Aim of the exercise: What the answer must contain is every line of the records, exactly, with no pictures.

Dataset extract:
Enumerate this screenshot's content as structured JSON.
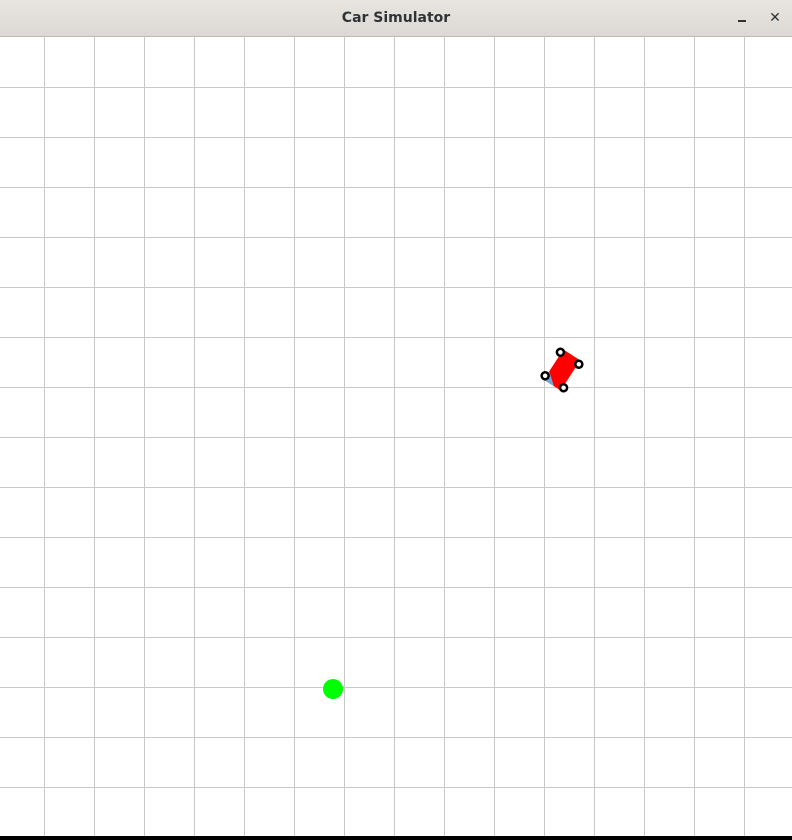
{
  "window": {
    "title": "Car Simulator",
    "minimize_icon": "minimize-icon",
    "close_label": "✕"
  },
  "scene": {
    "background": "#ffffff",
    "grid_color": "#c8c8c8",
    "car": {
      "body_color": "#ff0000",
      "windshield_color": "#6fa8dc",
      "wheel_color": "#000000"
    },
    "target": {
      "color": "#00ff00"
    }
  }
}
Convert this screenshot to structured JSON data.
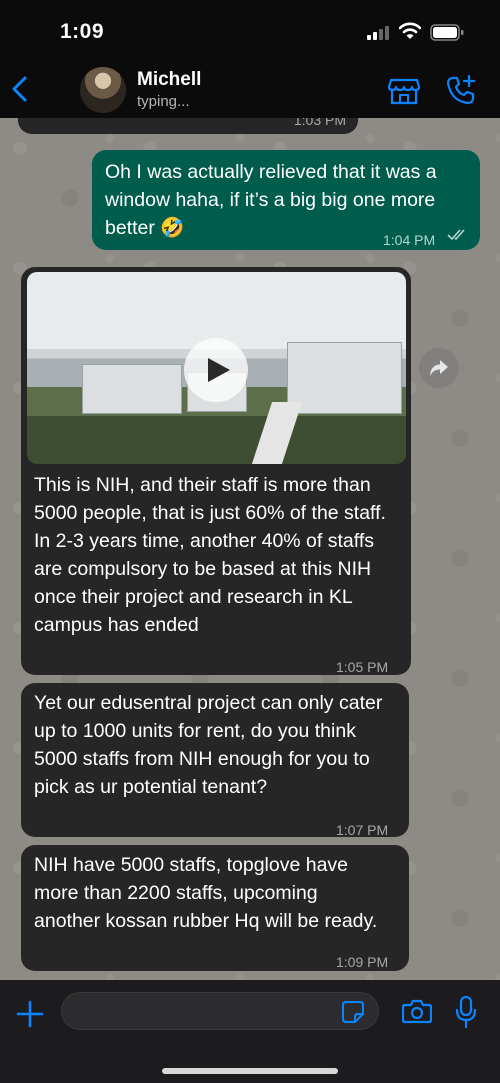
{
  "status_bar": {
    "time": "1:09"
  },
  "header": {
    "contact_name": "Michell",
    "contact_status": "typing..."
  },
  "messages": [
    {
      "direction": "in",
      "text": "",
      "time": "1:03 PM",
      "partial": true
    },
    {
      "direction": "out",
      "text": "Oh I was actually relieved that it was a window haha, if it’s a big big one more better 🤣",
      "time": "1:04 PM",
      "read": true
    },
    {
      "direction": "in",
      "type": "video",
      "text": "This is NIH, and their staff is more than 5000 people, that is just 60% of the staff. In 2-3 years time, another 40% of staffs are compulsory to be based at this NIH once their project and research in KL campus has ended",
      "time": "1:05 PM"
    },
    {
      "direction": "in",
      "text": "Yet our edusentral project can only cater up to 1000 units for rent, do you think 5000 staffs from NIH enough for you to pick as ur potential tenant?",
      "time": "1:07 PM"
    },
    {
      "direction": "in",
      "text": "NIH have 5000 staffs, topglove have more than 2200 staffs, upcoming another kossan rubber Hq will be ready.",
      "time": "1:09 PM"
    }
  ],
  "input": {
    "placeholder": ""
  },
  "colors": {
    "accent": "#0a84ff",
    "incoming_bubble": "#262626",
    "outgoing_bubble": "#005c4b",
    "wallpaper": "#8e8a86"
  },
  "icons": [
    "back-icon",
    "store-icon",
    "add-call-icon",
    "play-icon",
    "forward-icon",
    "plus-icon",
    "sticker-icon",
    "camera-icon",
    "mic-icon"
  ]
}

Solution to the exercise:
Enumerate this screenshot's content as structured JSON.
{
  "window": {
    "title": "Car Simulator",
    "minimize_icon": "minimize-icon",
    "close_label": "✕"
  },
  "scene": {
    "background": "#ffffff",
    "grid_color": "#c8c8c8",
    "car": {
      "body_color": "#ff0000",
      "windshield_color": "#6fa8dc",
      "wheel_color": "#000000"
    },
    "target": {
      "color": "#00ff00"
    }
  }
}
Convert this screenshot to structured JSON data.
{
  "status_bar": {
    "time": "1:09"
  },
  "header": {
    "contact_name": "Michell",
    "contact_status": "typing..."
  },
  "messages": [
    {
      "direction": "in",
      "text": "",
      "time": "1:03 PM",
      "partial": true
    },
    {
      "direction": "out",
      "text": "Oh I was actually relieved that it was a window haha, if it’s a big big one more better 🤣",
      "time": "1:04 PM",
      "read": true
    },
    {
      "direction": "in",
      "type": "video",
      "text": "This is NIH, and their staff is more than 5000 people, that is just 60% of the staff. In 2-3 years time, another 40% of staffs are compulsory to be based at this NIH once their project and research in KL campus has ended",
      "time": "1:05 PM"
    },
    {
      "direction": "in",
      "text": "Yet our edusentral project can only cater up to 1000 units for rent, do you think 5000 staffs from NIH enough for you to pick as ur potential tenant?",
      "time": "1:07 PM"
    },
    {
      "direction": "in",
      "text": "NIH have 5000 staffs, topglove have more than 2200 staffs, upcoming another kossan rubber Hq will be ready.",
      "time": "1:09 PM"
    }
  ],
  "input": {
    "placeholder": ""
  },
  "colors": {
    "accent": "#0a84ff",
    "incoming_bubble": "#262626",
    "outgoing_bubble": "#005c4b",
    "wallpaper": "#8e8a86"
  },
  "icons": [
    "back-icon",
    "store-icon",
    "add-call-icon",
    "play-icon",
    "forward-icon",
    "plus-icon",
    "sticker-icon",
    "camera-icon",
    "mic-icon"
  ]
}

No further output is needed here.